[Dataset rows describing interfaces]

+ + + + +

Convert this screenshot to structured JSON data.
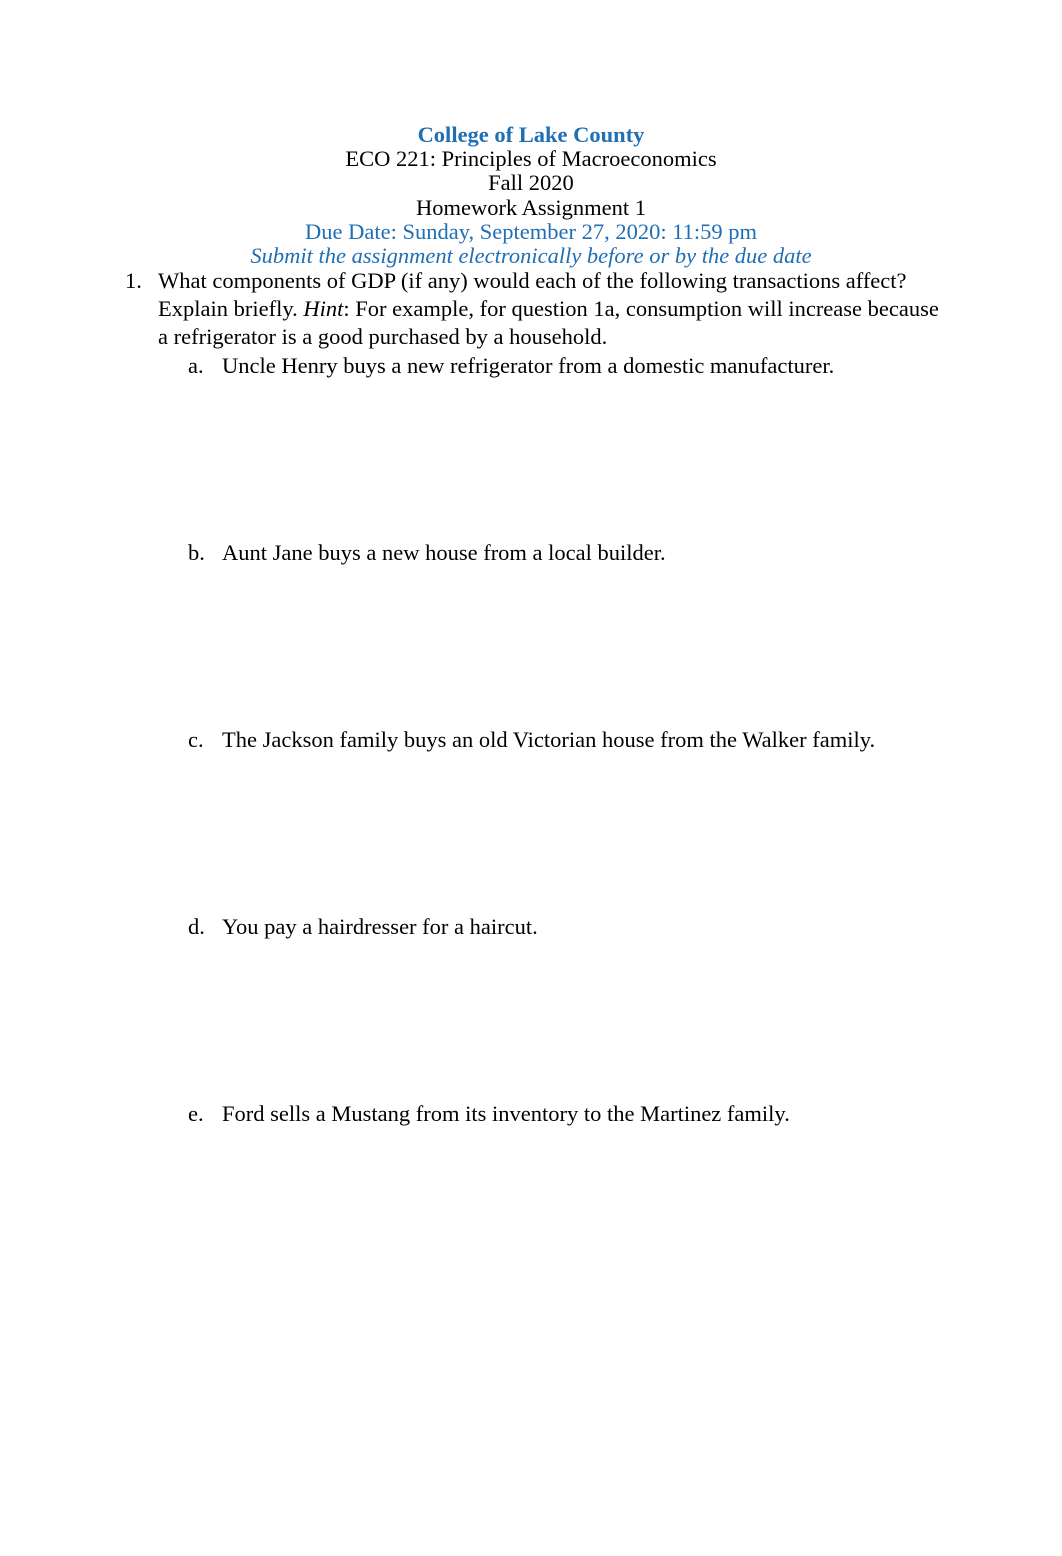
{
  "document": {
    "header": {
      "institution": "College of Lake County",
      "course": "ECO 221: Principles of Macroeconomics",
      "term": "Fall 2020",
      "assignment": "Homework Assignment 1",
      "due_date": "Due Date: Sunday, September 27, 2020: 11:59 pm",
      "submit_note": "Submit the assignment electronically before or by the due date"
    },
    "colors": {
      "heading_blue": "#1f6fb5",
      "body_black": "#000000",
      "page_background": "#ffffff"
    },
    "questions": [
      {
        "marker": "1.",
        "text_before_hint": "What components of GDP (if any) would each of the following transactions affect? Explain briefly. ",
        "hint_label": "Hint",
        "text_after_hint": ": For example, for question 1a, consumption will increase because a refrigerator is a good purchased by a household.",
        "sub_items": [
          {
            "marker": "a.",
            "text": "Uncle Henry buys a new refrigerator from a domestic manufacturer."
          },
          {
            "marker": "b.",
            "text": "Aunt Jane buys a new house from a local builder."
          },
          {
            "marker": "c.",
            "text": "The Jackson family buys an old Victorian house from the Walker family."
          },
          {
            "marker": "d.",
            "text": "You pay a hairdresser for a haircut."
          },
          {
            "marker": "e.",
            "text": "Ford sells a Mustang from its inventory to the Martinez family."
          }
        ]
      }
    ]
  }
}
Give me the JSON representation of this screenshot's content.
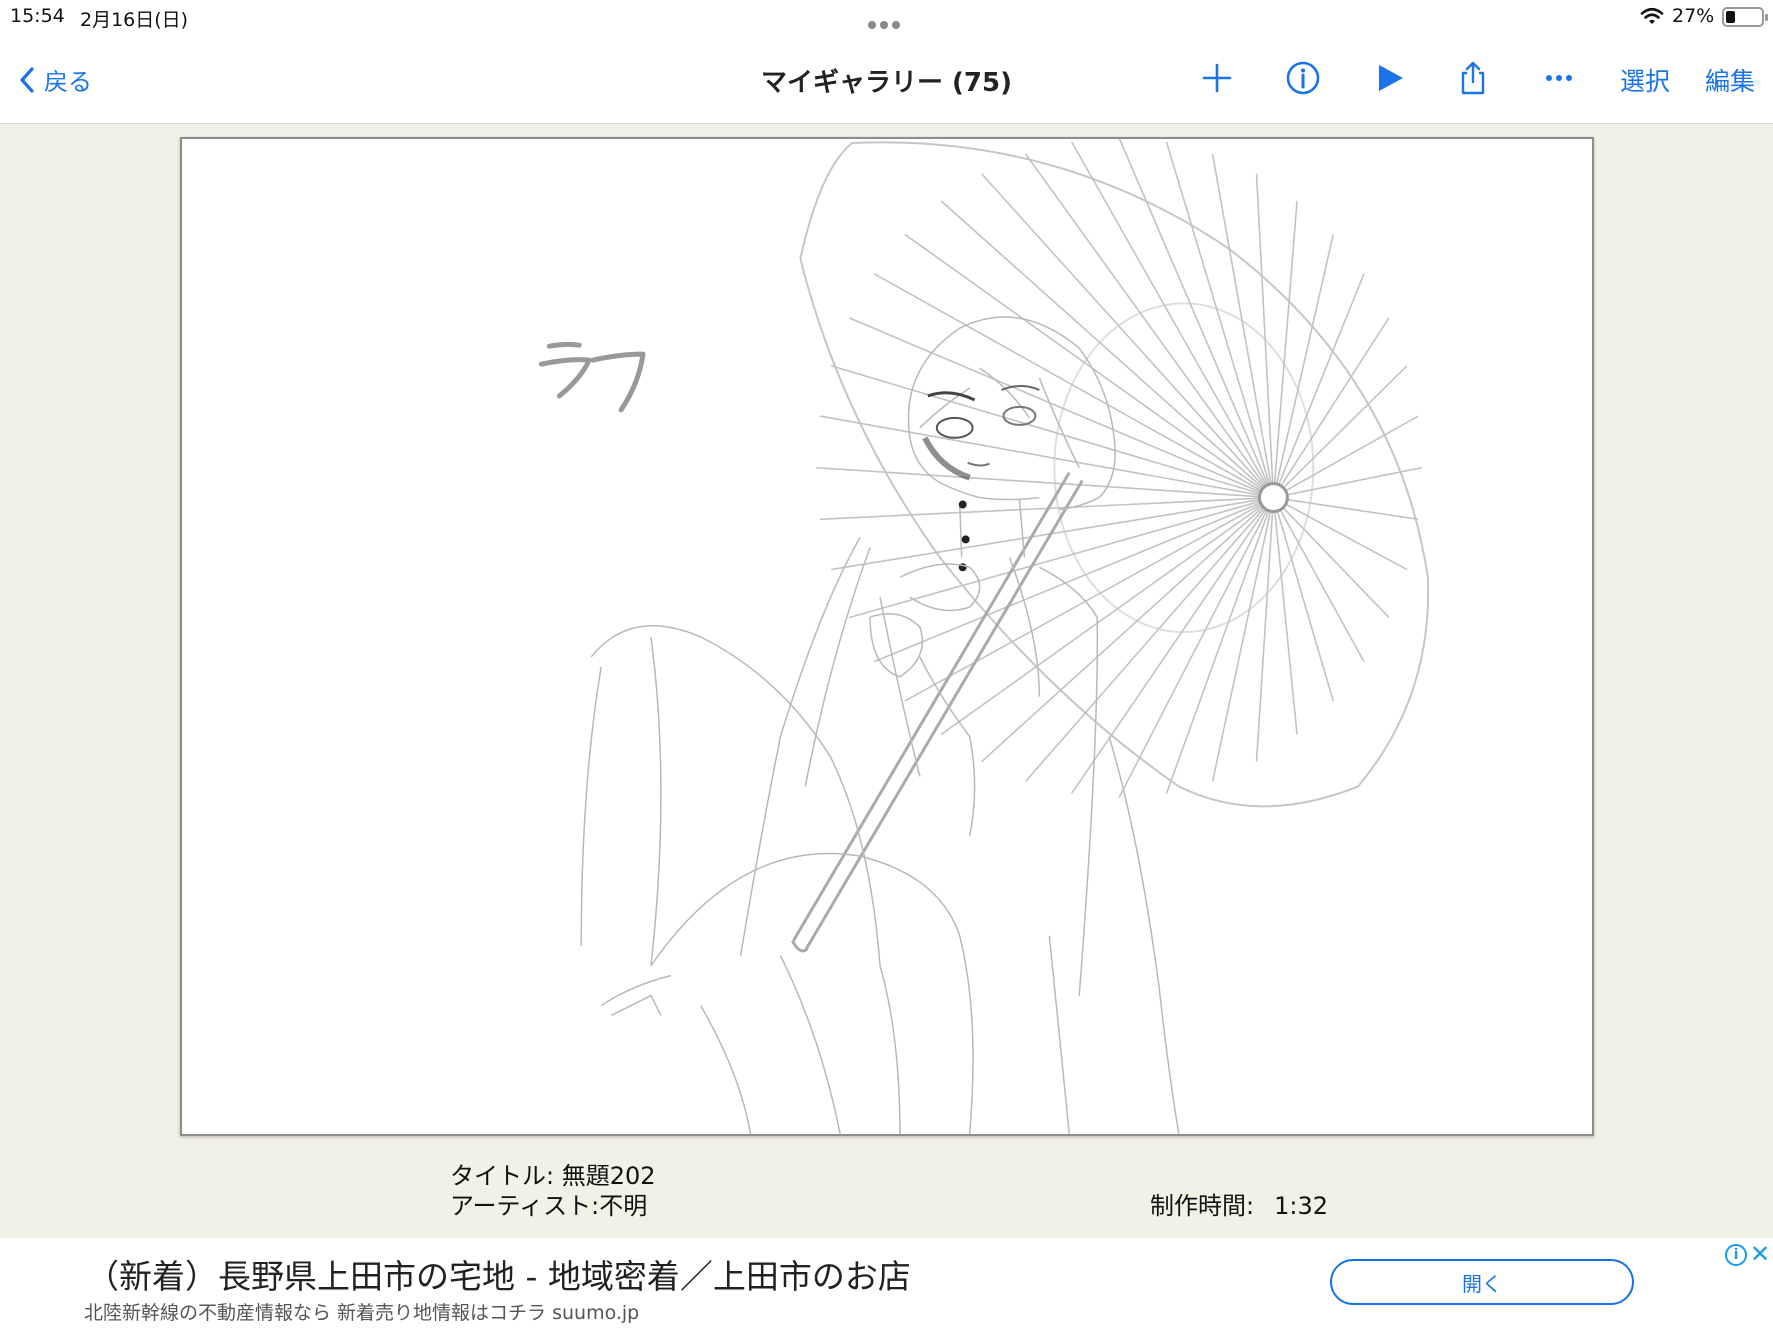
{
  "status_bar": {
    "time": "15:54",
    "date": "2月16日(日)",
    "battery_percent": "27%"
  },
  "nav": {
    "back_label": "戻る",
    "title": "マイギャラリー (75)",
    "select_label": "選択",
    "edit_label": "編集",
    "icons": [
      "plus-icon",
      "info-icon",
      "play-icon",
      "share-icon",
      "more-icon"
    ],
    "accent_color": "#1a73e8"
  },
  "artwork": {
    "handwritten_label": "ラフ"
  },
  "info": {
    "title_text": "タイトル: 無題202",
    "artist_text": "アーティスト:不明",
    "time_label": "制作時間:",
    "time_value": "1:32"
  },
  "ad": {
    "headline": "（新着）長野県上田市の宅地 - 地域密着／上田市のお店",
    "sub": "北陸新幹線の不動産情報なら 新着売り地情報はコチラ suumo.jp",
    "open_label": "開く",
    "info_glyph": "i",
    "close_glyph": "✕"
  }
}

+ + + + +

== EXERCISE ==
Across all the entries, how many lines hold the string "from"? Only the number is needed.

== RESPONSE TO THE TASK ==
4